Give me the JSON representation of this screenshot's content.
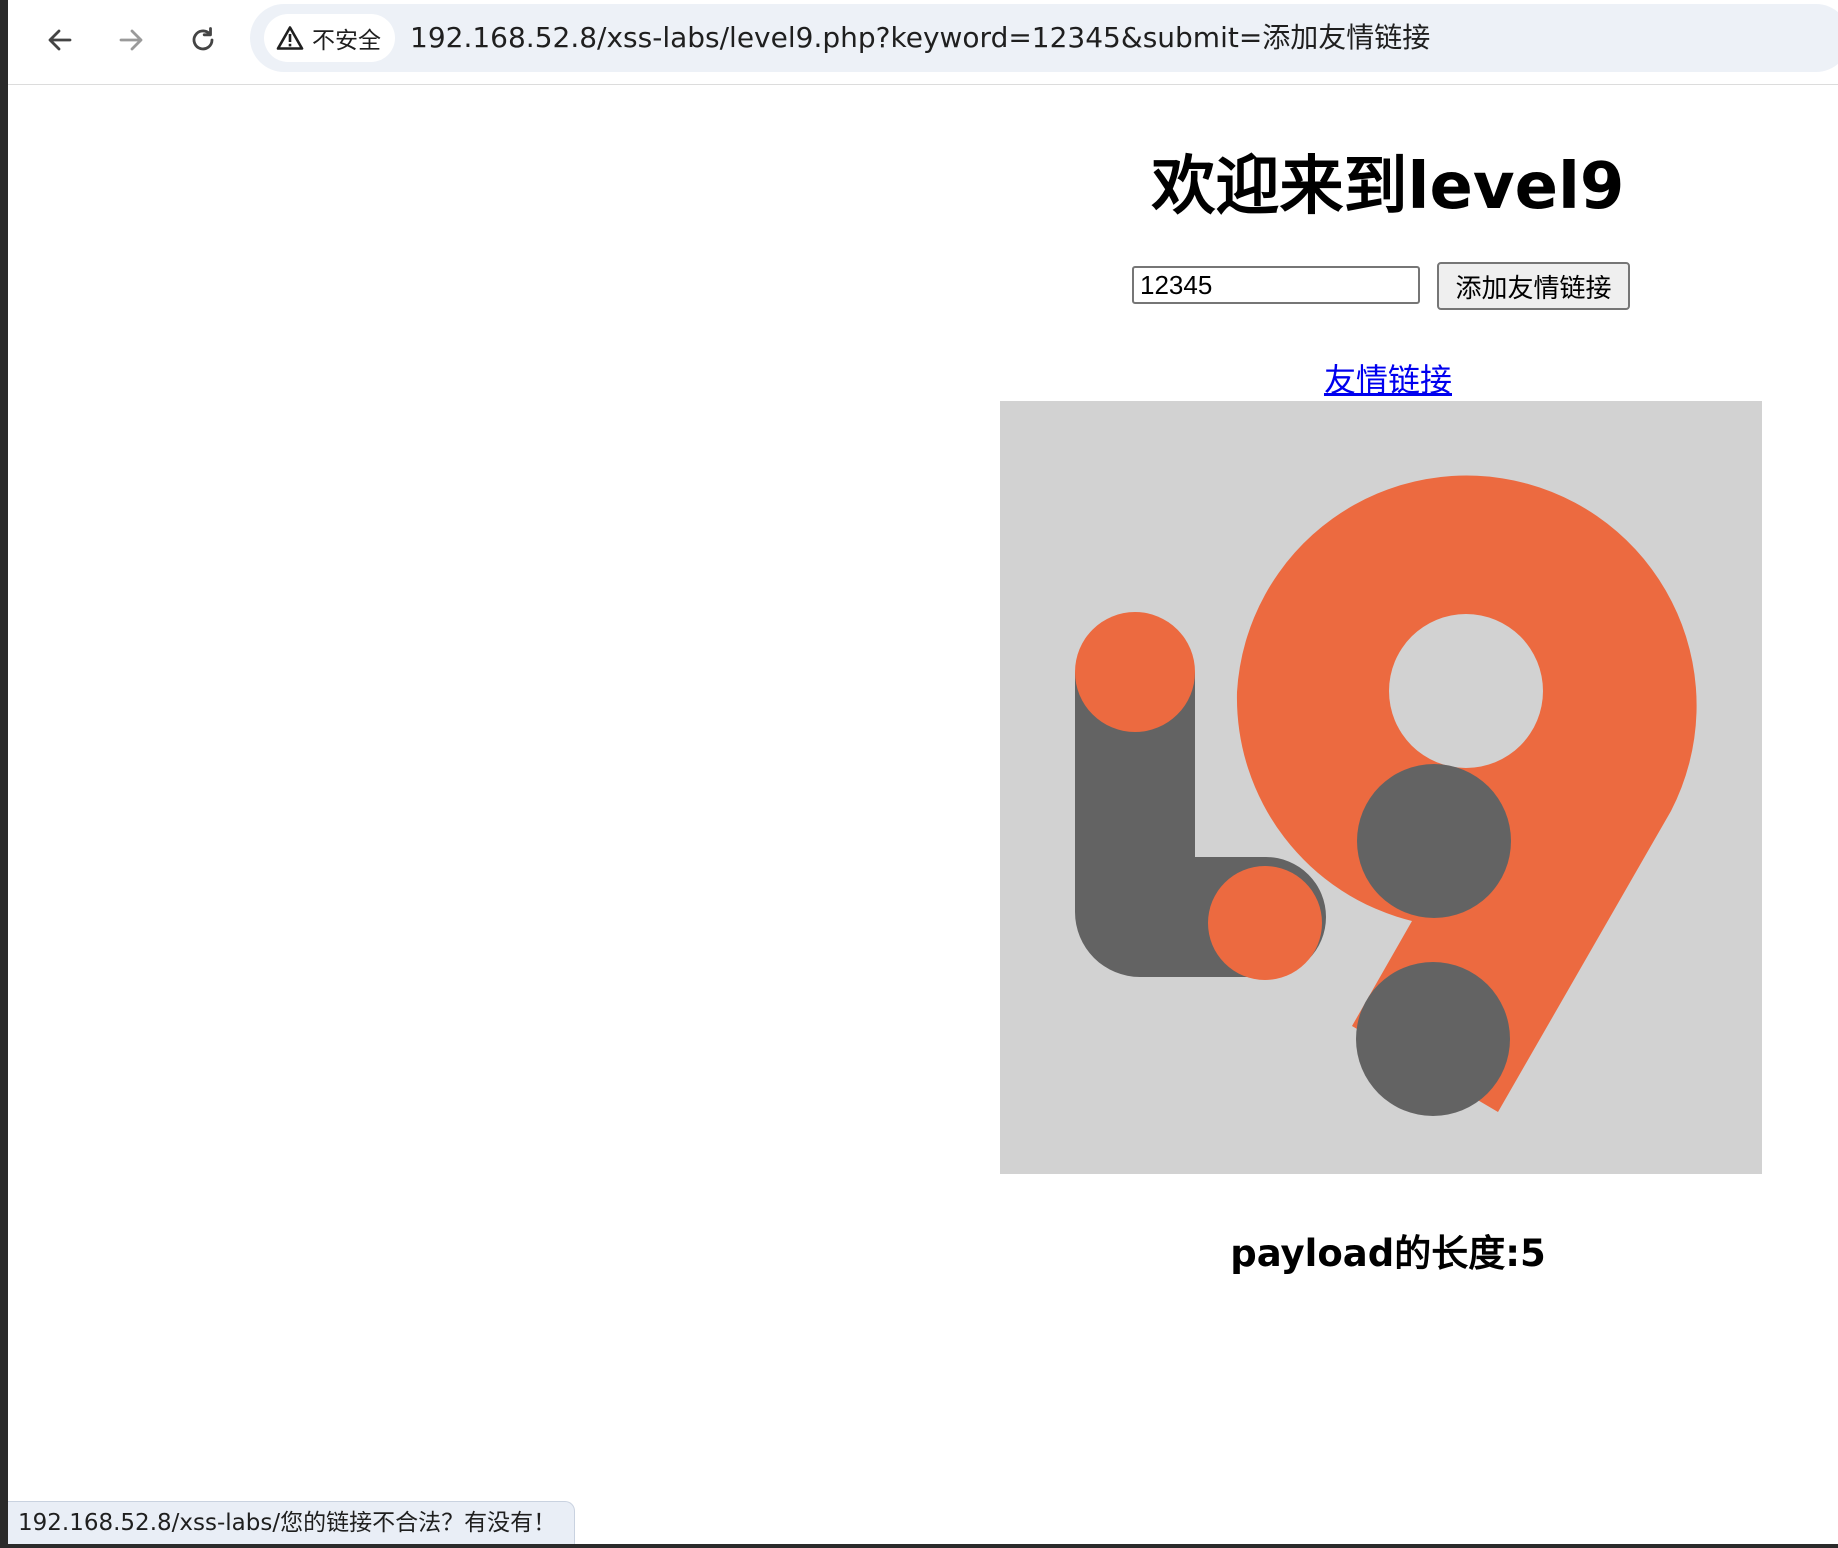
{
  "browser": {
    "security_label": "不安全",
    "url": "192.168.52.8/xss-labs/level9.php?keyword=12345&submit=添加友情链接",
    "status_url": "192.168.52.8/xss-labs/您的链接不合法？有没有！"
  },
  "page": {
    "title": "欢迎来到level9",
    "keyword_value": "12345",
    "submit_label": "添加友情链接",
    "link_label": "友情链接",
    "payload_length_text": "payload的长度:5"
  },
  "logo": {
    "label": "L9",
    "colors": {
      "background": "#d2d2d2",
      "orange": "#ec6a40",
      "gray": "#636363"
    }
  },
  "icons": {
    "back": "back-arrow-icon",
    "forward": "forward-arrow-icon",
    "reload": "reload-icon",
    "warning": "warning-icon"
  }
}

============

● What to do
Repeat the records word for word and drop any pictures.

● Written reply
Give me the JSON representation of this screenshot's content.
{
  "browser": {
    "security_label": "不安全",
    "url": "192.168.52.8/xss-labs/level9.php?keyword=12345&submit=添加友情链接",
    "status_url": "192.168.52.8/xss-labs/您的链接不合法？有没有！"
  },
  "page": {
    "title": "欢迎来到level9",
    "keyword_value": "12345",
    "submit_label": "添加友情链接",
    "link_label": "友情链接",
    "payload_length_text": "payload的长度:5"
  },
  "logo": {
    "label": "L9",
    "colors": {
      "background": "#d2d2d2",
      "orange": "#ec6a40",
      "gray": "#636363"
    }
  },
  "icons": {
    "back": "back-arrow-icon",
    "forward": "forward-arrow-icon",
    "reload": "reload-icon",
    "warning": "warning-icon"
  }
}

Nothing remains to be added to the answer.